**YOUR INSTRUCTIONS**
Reproduce the listing exactly, with no pictures in your copy.

**RECORDS SUPPLIED**
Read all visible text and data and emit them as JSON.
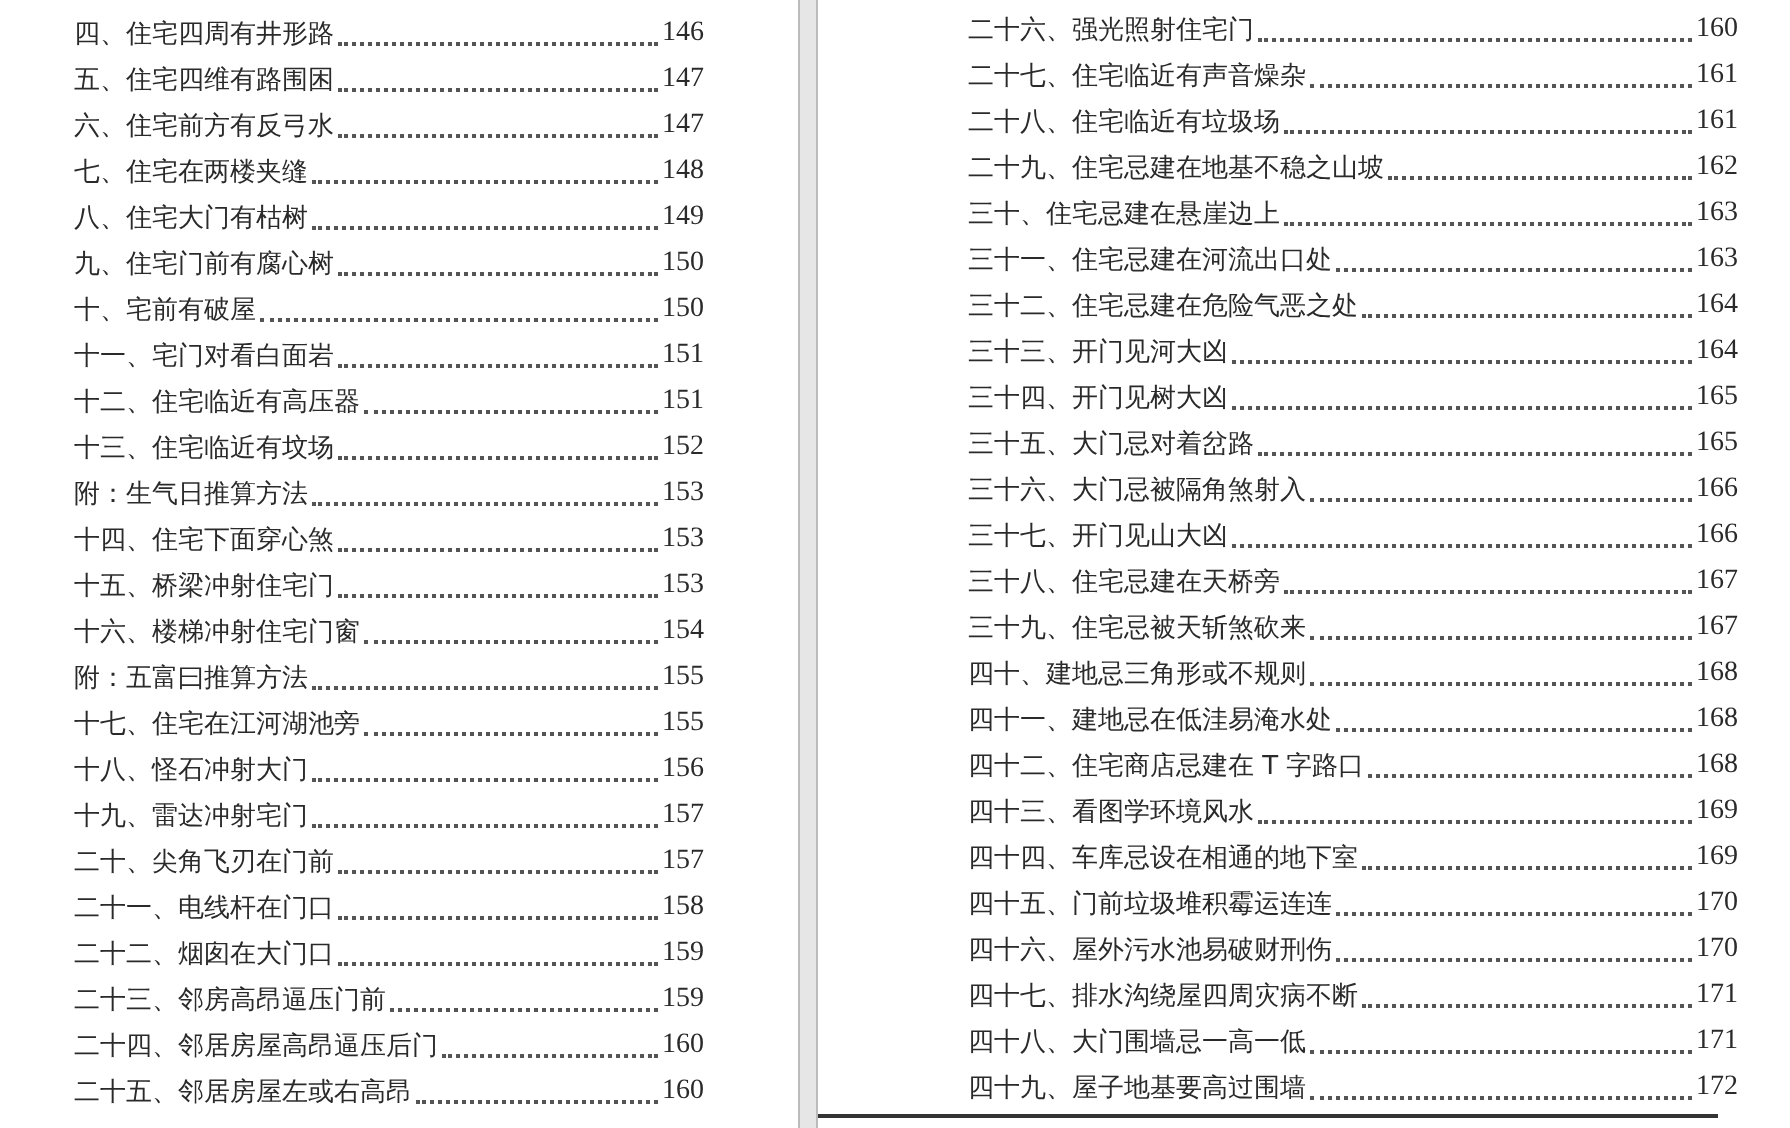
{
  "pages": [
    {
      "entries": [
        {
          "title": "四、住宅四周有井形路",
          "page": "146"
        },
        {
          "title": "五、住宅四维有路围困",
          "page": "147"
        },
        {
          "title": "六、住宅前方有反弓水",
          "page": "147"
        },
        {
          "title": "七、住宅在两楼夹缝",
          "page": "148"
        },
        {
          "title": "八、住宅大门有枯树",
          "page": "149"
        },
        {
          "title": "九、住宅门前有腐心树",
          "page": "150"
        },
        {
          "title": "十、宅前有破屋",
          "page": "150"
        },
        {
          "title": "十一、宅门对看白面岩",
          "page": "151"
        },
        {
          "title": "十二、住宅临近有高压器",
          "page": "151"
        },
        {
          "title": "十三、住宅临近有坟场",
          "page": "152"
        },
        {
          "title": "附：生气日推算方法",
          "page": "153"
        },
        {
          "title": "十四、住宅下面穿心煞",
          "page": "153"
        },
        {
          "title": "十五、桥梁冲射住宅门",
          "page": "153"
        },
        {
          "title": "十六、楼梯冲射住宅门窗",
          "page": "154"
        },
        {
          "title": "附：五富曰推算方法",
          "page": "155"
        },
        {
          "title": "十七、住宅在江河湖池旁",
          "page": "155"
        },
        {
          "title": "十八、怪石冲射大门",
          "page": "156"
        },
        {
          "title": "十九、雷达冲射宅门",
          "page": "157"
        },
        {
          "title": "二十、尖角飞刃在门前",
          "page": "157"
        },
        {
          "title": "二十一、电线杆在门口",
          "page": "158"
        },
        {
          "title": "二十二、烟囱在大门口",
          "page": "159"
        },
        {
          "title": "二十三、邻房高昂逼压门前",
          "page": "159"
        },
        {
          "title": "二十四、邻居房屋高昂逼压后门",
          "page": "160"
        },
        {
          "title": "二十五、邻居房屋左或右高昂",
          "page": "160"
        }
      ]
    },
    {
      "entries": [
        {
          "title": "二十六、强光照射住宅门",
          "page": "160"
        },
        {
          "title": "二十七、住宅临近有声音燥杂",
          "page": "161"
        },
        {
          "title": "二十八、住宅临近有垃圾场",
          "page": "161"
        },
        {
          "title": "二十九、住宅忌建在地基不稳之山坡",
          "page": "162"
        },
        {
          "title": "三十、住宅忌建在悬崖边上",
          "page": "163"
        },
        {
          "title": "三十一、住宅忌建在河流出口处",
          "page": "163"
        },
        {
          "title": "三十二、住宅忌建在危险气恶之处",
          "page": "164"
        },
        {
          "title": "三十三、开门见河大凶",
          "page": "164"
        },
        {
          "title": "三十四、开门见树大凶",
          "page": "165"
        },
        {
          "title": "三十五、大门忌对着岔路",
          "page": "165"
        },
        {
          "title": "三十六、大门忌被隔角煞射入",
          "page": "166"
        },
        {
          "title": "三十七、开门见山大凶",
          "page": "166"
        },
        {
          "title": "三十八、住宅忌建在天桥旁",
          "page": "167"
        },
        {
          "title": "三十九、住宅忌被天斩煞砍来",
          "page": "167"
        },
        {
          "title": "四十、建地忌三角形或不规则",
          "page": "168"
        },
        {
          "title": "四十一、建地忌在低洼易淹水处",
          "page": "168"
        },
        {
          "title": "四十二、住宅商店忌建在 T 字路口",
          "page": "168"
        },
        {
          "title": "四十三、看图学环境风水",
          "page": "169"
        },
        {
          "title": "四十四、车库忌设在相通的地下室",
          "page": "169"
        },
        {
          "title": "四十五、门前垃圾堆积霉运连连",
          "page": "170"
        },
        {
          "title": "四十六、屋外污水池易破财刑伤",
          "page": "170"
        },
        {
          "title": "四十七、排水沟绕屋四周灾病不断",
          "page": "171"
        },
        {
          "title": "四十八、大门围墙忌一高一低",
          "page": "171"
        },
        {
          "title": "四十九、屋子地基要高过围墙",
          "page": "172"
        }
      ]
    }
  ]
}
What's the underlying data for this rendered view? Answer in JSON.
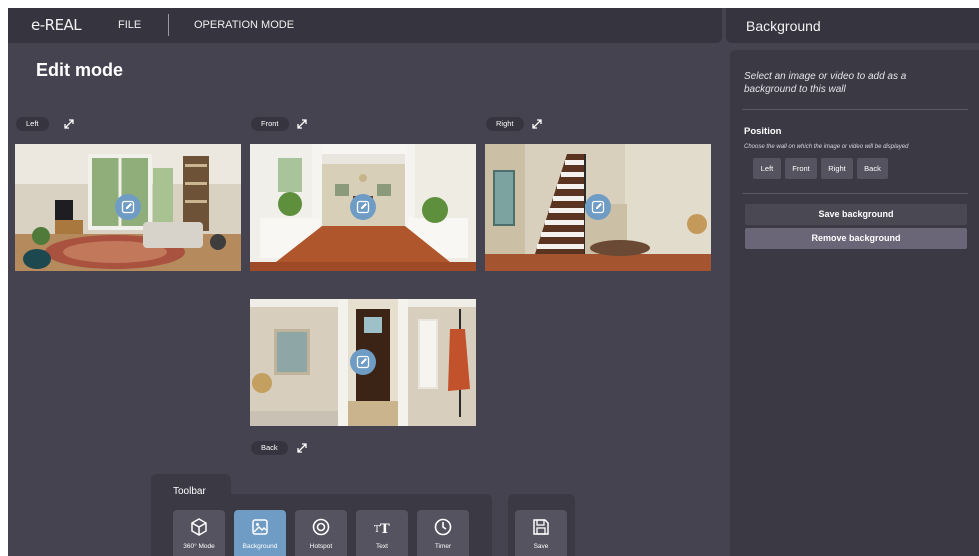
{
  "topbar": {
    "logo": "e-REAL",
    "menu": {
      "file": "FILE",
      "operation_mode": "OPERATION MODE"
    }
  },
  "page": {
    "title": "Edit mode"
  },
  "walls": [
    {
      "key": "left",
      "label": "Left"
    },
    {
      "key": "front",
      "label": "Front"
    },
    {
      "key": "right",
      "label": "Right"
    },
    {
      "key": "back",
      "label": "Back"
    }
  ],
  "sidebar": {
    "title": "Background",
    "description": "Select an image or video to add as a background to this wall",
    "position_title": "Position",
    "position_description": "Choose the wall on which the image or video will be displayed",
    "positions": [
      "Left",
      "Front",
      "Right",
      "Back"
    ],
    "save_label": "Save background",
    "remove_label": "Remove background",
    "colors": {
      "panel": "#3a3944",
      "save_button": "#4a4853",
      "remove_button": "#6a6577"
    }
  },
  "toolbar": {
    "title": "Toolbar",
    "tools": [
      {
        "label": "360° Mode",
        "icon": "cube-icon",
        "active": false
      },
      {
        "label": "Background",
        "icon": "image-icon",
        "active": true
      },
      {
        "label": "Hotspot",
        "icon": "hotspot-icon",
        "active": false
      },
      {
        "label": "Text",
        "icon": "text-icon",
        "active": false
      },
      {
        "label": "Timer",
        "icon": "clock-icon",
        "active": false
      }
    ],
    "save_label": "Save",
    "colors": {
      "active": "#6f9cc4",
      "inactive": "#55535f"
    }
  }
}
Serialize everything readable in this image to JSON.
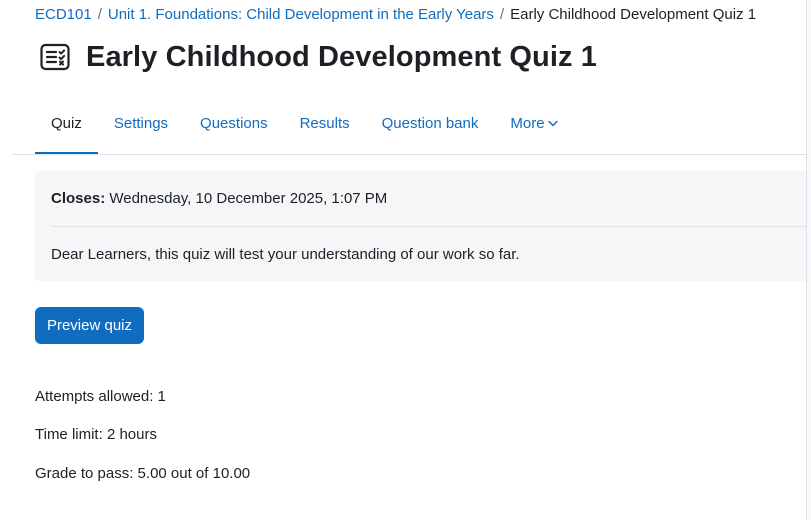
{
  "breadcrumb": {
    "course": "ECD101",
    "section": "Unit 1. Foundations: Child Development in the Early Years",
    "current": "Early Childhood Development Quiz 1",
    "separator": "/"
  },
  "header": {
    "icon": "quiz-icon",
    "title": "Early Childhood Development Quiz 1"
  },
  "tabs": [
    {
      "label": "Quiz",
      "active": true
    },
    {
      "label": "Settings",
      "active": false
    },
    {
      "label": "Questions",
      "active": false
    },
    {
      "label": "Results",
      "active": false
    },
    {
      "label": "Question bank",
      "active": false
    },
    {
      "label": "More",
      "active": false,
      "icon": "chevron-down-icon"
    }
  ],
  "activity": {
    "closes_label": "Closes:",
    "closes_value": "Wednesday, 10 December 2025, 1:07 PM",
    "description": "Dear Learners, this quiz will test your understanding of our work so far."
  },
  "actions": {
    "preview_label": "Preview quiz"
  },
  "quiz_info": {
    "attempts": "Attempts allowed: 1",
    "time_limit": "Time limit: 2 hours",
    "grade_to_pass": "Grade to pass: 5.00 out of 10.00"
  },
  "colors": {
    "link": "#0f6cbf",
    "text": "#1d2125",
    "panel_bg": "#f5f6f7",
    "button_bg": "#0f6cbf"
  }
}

**RESULT FOR THIS TASK**
Read all visible text and data and emit them as JSON.
{
  "pages": [
    {
      "entries": [
        {
          "title": "四、住宅四周有井形路",
          "page": "146"
        },
        {
          "title": "五、住宅四维有路围困",
          "page": "147"
        },
        {
          "title": "六、住宅前方有反弓水",
          "page": "147"
        },
        {
          "title": "七、住宅在两楼夹缝",
          "page": "148"
        },
        {
          "title": "八、住宅大门有枯树",
          "page": "149"
        },
        {
          "title": "九、住宅门前有腐心树",
          "page": "150"
        },
        {
          "title": "十、宅前有破屋",
          "page": "150"
        },
        {
          "title": "十一、宅门对看白面岩",
          "page": "151"
        },
        {
          "title": "十二、住宅临近有高压器",
          "page": "151"
        },
        {
          "title": "十三、住宅临近有坟场",
          "page": "152"
        },
        {
          "title": "附：生气日推算方法",
          "page": "153"
        },
        {
          "title": "十四、住宅下面穿心煞",
          "page": "153"
        },
        {
          "title": "十五、桥梁冲射住宅门",
          "page": "153"
        },
        {
          "title": "十六、楼梯冲射住宅门窗",
          "page": "154"
        },
        {
          "title": "附：五富曰推算方法",
          "page": "155"
        },
        {
          "title": "十七、住宅在江河湖池旁",
          "page": "155"
        },
        {
          "title": "十八、怪石冲射大门",
          "page": "156"
        },
        {
          "title": "十九、雷达冲射宅门",
          "page": "157"
        },
        {
          "title": "二十、尖角飞刃在门前",
          "page": "157"
        },
        {
          "title": "二十一、电线杆在门口",
          "page": "158"
        },
        {
          "title": "二十二、烟囱在大门口",
          "page": "159"
        },
        {
          "title": "二十三、邻房高昂逼压门前",
          "page": "159"
        },
        {
          "title": "二十四、邻居房屋高昂逼压后门",
          "page": "160"
        },
        {
          "title": "二十五、邻居房屋左或右高昂",
          "page": "160"
        }
      ]
    },
    {
      "entries": [
        {
          "title": "二十六、强光照射住宅门",
          "page": "160"
        },
        {
          "title": "二十七、住宅临近有声音燥杂",
          "page": "161"
        },
        {
          "title": "二十八、住宅临近有垃圾场",
          "page": "161"
        },
        {
          "title": "二十九、住宅忌建在地基不稳之山坡",
          "page": "162"
        },
        {
          "title": "三十、住宅忌建在悬崖边上",
          "page": "163"
        },
        {
          "title": "三十一、住宅忌建在河流出口处",
          "page": "163"
        },
        {
          "title": "三十二、住宅忌建在危险气恶之处",
          "page": "164"
        },
        {
          "title": "三十三、开门见河大凶",
          "page": "164"
        },
        {
          "title": "三十四、开门见树大凶",
          "page": "165"
        },
        {
          "title": "三十五、大门忌对着岔路",
          "page": "165"
        },
        {
          "title": "三十六、大门忌被隔角煞射入",
          "page": "166"
        },
        {
          "title": "三十七、开门见山大凶",
          "page": "166"
        },
        {
          "title": "三十八、住宅忌建在天桥旁",
          "page": "167"
        },
        {
          "title": "三十九、住宅忌被天斩煞砍来",
          "page": "167"
        },
        {
          "title": "四十、建地忌三角形或不规则",
          "page": "168"
        },
        {
          "title": "四十一、建地忌在低洼易淹水处",
          "page": "168"
        },
        {
          "title": "四十二、住宅商店忌建在 T 字路口",
          "page": "168"
        },
        {
          "title": "四十三、看图学环境风水",
          "page": "169"
        },
        {
          "title": "四十四、车库忌设在相通的地下室",
          "page": "169"
        },
        {
          "title": "四十五、门前垃圾堆积霉运连连",
          "page": "170"
        },
        {
          "title": "四十六、屋外污水池易破财刑伤",
          "page": "170"
        },
        {
          "title": "四十七、排水沟绕屋四周灾病不断",
          "page": "171"
        },
        {
          "title": "四十八、大门围墙忌一高一低",
          "page": "171"
        },
        {
          "title": "四十九、屋子地基要高过围墙",
          "page": "172"
        }
      ]
    }
  ]
}
What's the underlying data for this rendered view? Answer in JSON.
{
  "topbar": {
    "logo": "e-REAL",
    "menu": {
      "file": "FILE",
      "operation_mode": "OPERATION MODE"
    }
  },
  "page": {
    "title": "Edit mode"
  },
  "walls": [
    {
      "key": "left",
      "label": "Left"
    },
    {
      "key": "front",
      "label": "Front"
    },
    {
      "key": "right",
      "label": "Right"
    },
    {
      "key": "back",
      "label": "Back"
    }
  ],
  "sidebar": {
    "title": "Background",
    "description": "Select an image or video to add as a background to this wall",
    "position_title": "Position",
    "position_description": "Choose the wall on which the image or video will be displayed",
    "positions": [
      "Left",
      "Front",
      "Right",
      "Back"
    ],
    "save_label": "Save background",
    "remove_label": "Remove background",
    "colors": {
      "panel": "#3a3944",
      "save_button": "#4a4853",
      "remove_button": "#6a6577"
    }
  },
  "toolbar": {
    "title": "Toolbar",
    "tools": [
      {
        "label": "360° Mode",
        "icon": "cube-icon",
        "active": false
      },
      {
        "label": "Background",
        "icon": "image-icon",
        "active": true
      },
      {
        "label": "Hotspot",
        "icon": "hotspot-icon",
        "active": false
      },
      {
        "label": "Text",
        "icon": "text-icon",
        "active": false
      },
      {
        "label": "Timer",
        "icon": "clock-icon",
        "active": false
      }
    ],
    "save_label": "Save",
    "colors": {
      "active": "#6f9cc4",
      "inactive": "#55535f"
    }
  }
}
Serialize everything readable in this image to JSON.
{
  "breadcrumb": {
    "course": "ECD101",
    "section": "Unit 1. Foundations: Child Development in the Early Years",
    "current": "Early Childhood Development Quiz 1",
    "separator": "/"
  },
  "header": {
    "icon": "quiz-icon",
    "title": "Early Childhood Development Quiz 1"
  },
  "tabs": [
    {
      "label": "Quiz",
      "active": true
    },
    {
      "label": "Settings",
      "active": false
    },
    {
      "label": "Questions",
      "active": false
    },
    {
      "label": "Results",
      "active": false
    },
    {
      "label": "Question bank",
      "active": false
    },
    {
      "label": "More",
      "active": false,
      "icon": "chevron-down-icon"
    }
  ],
  "activity": {
    "closes_label": "Closes:",
    "closes_value": "Wednesday, 10 December 2025, 1:07 PM",
    "description": "Dear Learners, this quiz will test your understanding of our work so far."
  },
  "actions": {
    "preview_label": "Preview quiz"
  },
  "quiz_info": {
    "attempts": "Attempts allowed: 1",
    "time_limit": "Time limit: 2 hours",
    "grade_to_pass": "Grade to pass: 5.00 out of 10.00"
  },
  "colors": {
    "link": "#0f6cbf",
    "text": "#1d2125",
    "panel_bg": "#f5f6f7",
    "button_bg": "#0f6cbf"
  }
}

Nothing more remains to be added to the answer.